***** Task input *****

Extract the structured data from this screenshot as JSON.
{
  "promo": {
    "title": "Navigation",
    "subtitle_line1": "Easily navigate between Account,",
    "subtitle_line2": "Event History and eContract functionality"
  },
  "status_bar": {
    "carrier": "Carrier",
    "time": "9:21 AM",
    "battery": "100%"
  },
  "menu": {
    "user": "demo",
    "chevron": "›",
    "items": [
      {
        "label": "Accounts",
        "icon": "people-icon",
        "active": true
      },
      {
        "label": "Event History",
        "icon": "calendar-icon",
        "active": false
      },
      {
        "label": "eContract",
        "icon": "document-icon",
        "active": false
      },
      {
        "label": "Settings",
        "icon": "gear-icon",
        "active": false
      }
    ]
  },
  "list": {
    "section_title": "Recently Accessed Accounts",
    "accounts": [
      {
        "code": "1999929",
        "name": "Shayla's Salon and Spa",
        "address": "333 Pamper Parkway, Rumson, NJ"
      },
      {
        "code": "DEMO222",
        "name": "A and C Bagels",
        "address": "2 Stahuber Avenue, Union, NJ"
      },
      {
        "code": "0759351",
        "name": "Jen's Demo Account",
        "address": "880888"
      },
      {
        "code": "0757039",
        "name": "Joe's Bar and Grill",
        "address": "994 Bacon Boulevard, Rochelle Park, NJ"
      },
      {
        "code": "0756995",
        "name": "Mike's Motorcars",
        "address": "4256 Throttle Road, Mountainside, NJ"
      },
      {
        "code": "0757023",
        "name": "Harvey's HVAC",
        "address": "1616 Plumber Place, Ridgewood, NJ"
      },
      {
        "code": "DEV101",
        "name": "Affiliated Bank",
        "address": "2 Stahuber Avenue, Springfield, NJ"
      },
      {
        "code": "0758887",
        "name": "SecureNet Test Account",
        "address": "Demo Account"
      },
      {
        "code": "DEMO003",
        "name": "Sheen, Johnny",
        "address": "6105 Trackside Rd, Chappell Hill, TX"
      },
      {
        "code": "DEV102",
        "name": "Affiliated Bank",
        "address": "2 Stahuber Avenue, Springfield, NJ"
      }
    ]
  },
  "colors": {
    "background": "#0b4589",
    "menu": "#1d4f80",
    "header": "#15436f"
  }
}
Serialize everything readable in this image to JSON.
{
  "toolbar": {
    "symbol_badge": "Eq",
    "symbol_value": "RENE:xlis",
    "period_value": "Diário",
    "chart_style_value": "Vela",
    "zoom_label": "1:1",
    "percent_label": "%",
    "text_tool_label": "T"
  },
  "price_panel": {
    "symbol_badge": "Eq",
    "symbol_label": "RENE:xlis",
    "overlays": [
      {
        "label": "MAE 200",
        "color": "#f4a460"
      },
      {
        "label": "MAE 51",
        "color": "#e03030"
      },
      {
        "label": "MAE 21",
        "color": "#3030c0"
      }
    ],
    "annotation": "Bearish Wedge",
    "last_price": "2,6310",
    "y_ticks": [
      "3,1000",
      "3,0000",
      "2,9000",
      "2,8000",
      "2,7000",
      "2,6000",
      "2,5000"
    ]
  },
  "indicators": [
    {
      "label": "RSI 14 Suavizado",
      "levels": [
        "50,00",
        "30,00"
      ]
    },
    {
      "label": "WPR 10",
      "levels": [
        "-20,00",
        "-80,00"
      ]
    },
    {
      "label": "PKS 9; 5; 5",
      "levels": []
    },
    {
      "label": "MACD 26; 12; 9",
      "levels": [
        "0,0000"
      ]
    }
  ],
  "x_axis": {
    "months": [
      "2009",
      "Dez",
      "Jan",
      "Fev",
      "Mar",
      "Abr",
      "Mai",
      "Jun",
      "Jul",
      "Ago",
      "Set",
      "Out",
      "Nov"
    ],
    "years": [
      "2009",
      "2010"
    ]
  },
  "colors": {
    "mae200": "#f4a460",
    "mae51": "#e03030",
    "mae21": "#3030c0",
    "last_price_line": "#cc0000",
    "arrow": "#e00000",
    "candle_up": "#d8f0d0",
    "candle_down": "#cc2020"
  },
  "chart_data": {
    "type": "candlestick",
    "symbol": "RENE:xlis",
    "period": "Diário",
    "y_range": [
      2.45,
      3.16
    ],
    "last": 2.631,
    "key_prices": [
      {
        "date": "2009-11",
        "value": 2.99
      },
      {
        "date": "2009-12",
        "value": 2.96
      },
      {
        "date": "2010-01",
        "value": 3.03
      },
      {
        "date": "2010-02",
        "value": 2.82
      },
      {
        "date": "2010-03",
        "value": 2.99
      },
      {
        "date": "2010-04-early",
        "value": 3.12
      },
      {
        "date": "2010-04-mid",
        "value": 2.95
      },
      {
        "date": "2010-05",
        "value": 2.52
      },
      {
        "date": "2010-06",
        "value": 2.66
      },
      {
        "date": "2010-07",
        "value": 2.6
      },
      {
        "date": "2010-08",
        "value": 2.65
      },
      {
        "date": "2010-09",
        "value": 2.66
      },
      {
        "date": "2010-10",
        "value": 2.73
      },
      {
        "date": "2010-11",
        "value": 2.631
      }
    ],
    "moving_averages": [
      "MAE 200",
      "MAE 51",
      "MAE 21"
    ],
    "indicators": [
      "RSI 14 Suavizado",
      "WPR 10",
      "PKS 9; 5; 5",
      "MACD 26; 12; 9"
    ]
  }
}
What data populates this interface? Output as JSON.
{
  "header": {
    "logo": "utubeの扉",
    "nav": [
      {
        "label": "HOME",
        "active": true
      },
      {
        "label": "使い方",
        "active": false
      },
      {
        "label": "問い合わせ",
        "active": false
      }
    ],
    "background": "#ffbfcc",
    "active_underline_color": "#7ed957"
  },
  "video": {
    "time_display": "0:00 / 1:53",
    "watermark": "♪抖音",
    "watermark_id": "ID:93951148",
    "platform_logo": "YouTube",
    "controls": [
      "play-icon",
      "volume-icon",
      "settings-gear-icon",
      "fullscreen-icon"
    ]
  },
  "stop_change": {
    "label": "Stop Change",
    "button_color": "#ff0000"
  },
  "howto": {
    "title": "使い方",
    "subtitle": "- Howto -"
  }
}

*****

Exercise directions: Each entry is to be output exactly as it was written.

Solution to this exercise:
Extract the structured data from this screenshot as JSON.
{
  "promo": {
    "title": "Navigation",
    "subtitle_line1": "Easily navigate between Account,",
    "subtitle_line2": "Event History and eContract functionality"
  },
  "status_bar": {
    "carrier": "Carrier",
    "time": "9:21 AM",
    "battery": "100%"
  },
  "menu": {
    "user": "demo",
    "chevron": "›",
    "items": [
      {
        "label": "Accounts",
        "icon": "people-icon",
        "active": true
      },
      {
        "label": "Event History",
        "icon": "calendar-icon",
        "active": false
      },
      {
        "label": "eContract",
        "icon": "document-icon",
        "active": false
      },
      {
        "label": "Settings",
        "icon": "gear-icon",
        "active": false
      }
    ]
  },
  "list": {
    "section_title": "Recently Accessed Accounts",
    "accounts": [
      {
        "code": "1999929",
        "name": "Shayla's Salon and Spa",
        "address": "333 Pamper Parkway, Rumson, NJ"
      },
      {
        "code": "DEMO222",
        "name": "A and C Bagels",
        "address": "2 Stahuber Avenue, Union, NJ"
      },
      {
        "code": "0759351",
        "name": "Jen's Demo Account",
        "address": "880888"
      },
      {
        "code": "0757039",
        "name": "Joe's Bar and Grill",
        "address": "994 Bacon Boulevard, Rochelle Park, NJ"
      },
      {
        "code": "0756995",
        "name": "Mike's Motorcars",
        "address": "4256 Throttle Road, Mountainside, NJ"
      },
      {
        "code": "0757023",
        "name": "Harvey's HVAC",
        "address": "1616 Plumber Place, Ridgewood, NJ"
      },
      {
        "code": "DEV101",
        "name": "Affiliated Bank",
        "address": "2 Stahuber Avenue, Springfield, NJ"
      },
      {
        "code": "0758887",
        "name": "SecureNet Test Account",
        "address": "Demo Account"
      },
      {
        "code": "DEMO003",
        "name": "Sheen, Johnny",
        "address": "6105 Trackside Rd, Chappell Hill, TX"
      },
      {
        "code": "DEV102",
        "name": "Affiliated Bank",
        "address": "2 Stahuber Avenue, Springfield, NJ"
      }
    ]
  },
  "colors": {
    "background": "#0b4589",
    "menu": "#1d4f80",
    "header": "#15436f"
  }
}
Serialize everything readable in this image to JSON.
{
  "toolbar": {
    "symbol_badge": "Eq",
    "symbol_value": "RENE:xlis",
    "period_value": "Diário",
    "chart_style_value": "Vela",
    "zoom_label": "1:1",
    "percent_label": "%",
    "text_tool_label": "T"
  },
  "price_panel": {
    "symbol_badge": "Eq",
    "symbol_label": "RENE:xlis",
    "overlays": [
      {
        "label": "MAE 200",
        "color": "#f4a460"
      },
      {
        "label": "MAE 51",
        "color": "#e03030"
      },
      {
        "label": "MAE 21",
        "color": "#3030c0"
      }
    ],
    "annotation": "Bearish Wedge",
    "last_price": "2,6310",
    "y_ticks": [
      "3,1000",
      "3,0000",
      "2,9000",
      "2,8000",
      "2,7000",
      "2,6000",
      "2,5000"
    ]
  },
  "indicators": [
    {
      "label": "RSI 14 Suavizado",
      "levels": [
        "50,00",
        "30,00"
      ]
    },
    {
      "label": "WPR 10",
      "levels": [
        "-20,00",
        "-80,00"
      ]
    },
    {
      "label": "PKS 9; 5; 5",
      "levels": []
    },
    {
      "label": "MACD 26; 12; 9",
      "levels": [
        "0,0000"
      ]
    }
  ],
  "x_axis": {
    "months": [
      "2009",
      "Dez",
      "Jan",
      "Fev",
      "Mar",
      "Abr",
      "Mai",
      "Jun",
      "Jul",
      "Ago",
      "Set",
      "Out",
      "Nov"
    ],
    "years": [
      "2009",
      "2010"
    ]
  },
  "colors": {
    "mae200": "#f4a460",
    "mae51": "#e03030",
    "mae21": "#3030c0",
    "last_price_line": "#cc0000",
    "arrow": "#e00000",
    "candle_up": "#d8f0d0",
    "candle_down": "#cc2020"
  },
  "chart_data": {
    "type": "candlestick",
    "symbol": "RENE:xlis",
    "period": "Diário",
    "y_range": [
      2.45,
      3.16
    ],
    "last": 2.631,
    "key_prices": [
      {
        "date": "2009-11",
        "value": 2.99
      },
      {
        "date": "2009-12",
        "value": 2.96
      },
      {
        "date": "2010-01",
        "value": 3.03
      },
      {
        "date": "2010-02",
        "value": 2.82
      },
      {
        "date": "2010-03",
        "value": 2.99
      },
      {
        "date": "2010-04-early",
        "value": 3.12
      },
      {
        "date": "2010-04-mid",
        "value": 2.95
      },
      {
        "date": "2010-05",
        "value": 2.52
      },
      {
        "date": "2010-06",
        "value": 2.66
      },
      {
        "date": "2010-07",
        "value": 2.6
      },
      {
        "date": "2010-08",
        "value": 2.65
      },
      {
        "date": "2010-09",
        "value": 2.66
      },
      {
        "date": "2010-10",
        "value": 2.73
      },
      {
        "date": "2010-11",
        "value": 2.631
      }
    ],
    "moving_averages": [
      "MAE 200",
      "MAE 51",
      "MAE 21"
    ],
    "indicators": [
      "RSI 14 Suavizado",
      "WPR 10",
      "PKS 9; 5; 5",
      "MACD 26; 12; 9"
    ]
  }
}
What data populates this interface? Output as JSON.
{
  "header": {
    "logo": "utubeの扉",
    "nav": [
      {
        "label": "HOME",
        "active": true
      },
      {
        "label": "使い方",
        "active": false
      },
      {
        "label": "問い合わせ",
        "active": false
      }
    ],
    "background": "#ffbfcc",
    "active_underline_color": "#7ed957"
  },
  "video": {
    "time_display": "0:00 / 1:53",
    "watermark": "♪抖音",
    "watermark_id": "ID:93951148",
    "platform_logo": "YouTube",
    "controls": [
      "play-icon",
      "volume-icon",
      "settings-gear-icon",
      "fullscreen-icon"
    ]
  },
  "stop_change": {
    "label": "Stop Change",
    "button_color": "#ff0000"
  },
  "howto": {
    "title": "使い方",
    "subtitle": "- Howto -"
  }
}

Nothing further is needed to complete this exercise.